Our professional fitness trainers at the YMCA of Delaware have been busy hitting the books and the weight bench at the same time. Funding from the Chichester Foundation now makes it possible for each branch to train at least two staff as Certified Inclusive Fitness Trainers through the American College of Sports Medicine. The Certified Inclusive Fitness Trainer will be able to systematically address physical barriers experienced by individuals with disabilities like Sharon Schneider, who believed medical issues from a previous health concern would prevent her from exercising.
“Coming to the Y has improved my walking. I feel so much stronger and I really enjoy coming to the Y,” Schneider says. “I take a lot of medicine because of Diabetes, but working out at the Y has been the best medicine. Many times I am tired before I come, but after my workout, I feel fantastic.”

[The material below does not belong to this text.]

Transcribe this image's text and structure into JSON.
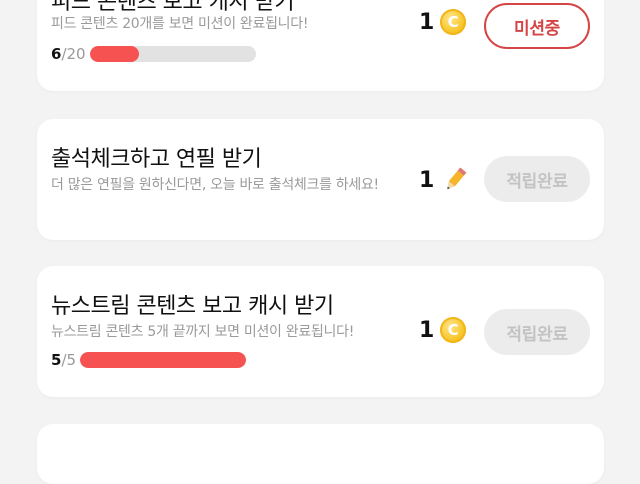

That’s exactly what Terri Borkland, Fitness Center Director at the Brandywine Y, wants to hear. Borkland, is among those who recently passed the extensive certification test to better serve people who may benefit from adapted fitness equipment or programs.
In addition to the newly certified trainers, many YMCA of Delaware locations provide special adaptive fitness equipment, specialized programming and even an overhead suspension system that allows individuals with physical challenges to participate in group exercise classes, walk on a treadmill, and/or perform other exercises from an assisted standing position.
“Being at the Y has improved my stamina and has let me celebrate the things that I can do rather than dwell on the things I cannot do. I am very grateful for the Y,” says Brandywine YMCA member Sue Olson.
According to the Delaware State Department of Health and Social Services, twelve percent of Delawareans have a disability that places them at risk for health complications. Borkland says trainers with the inclusive certification can bridge the gap and make a true difference in the lives of those who have medical issues ranging from hearing and sight impairments to cerebral palsy, Parkinson’s disease, arthritis, and other physical complications.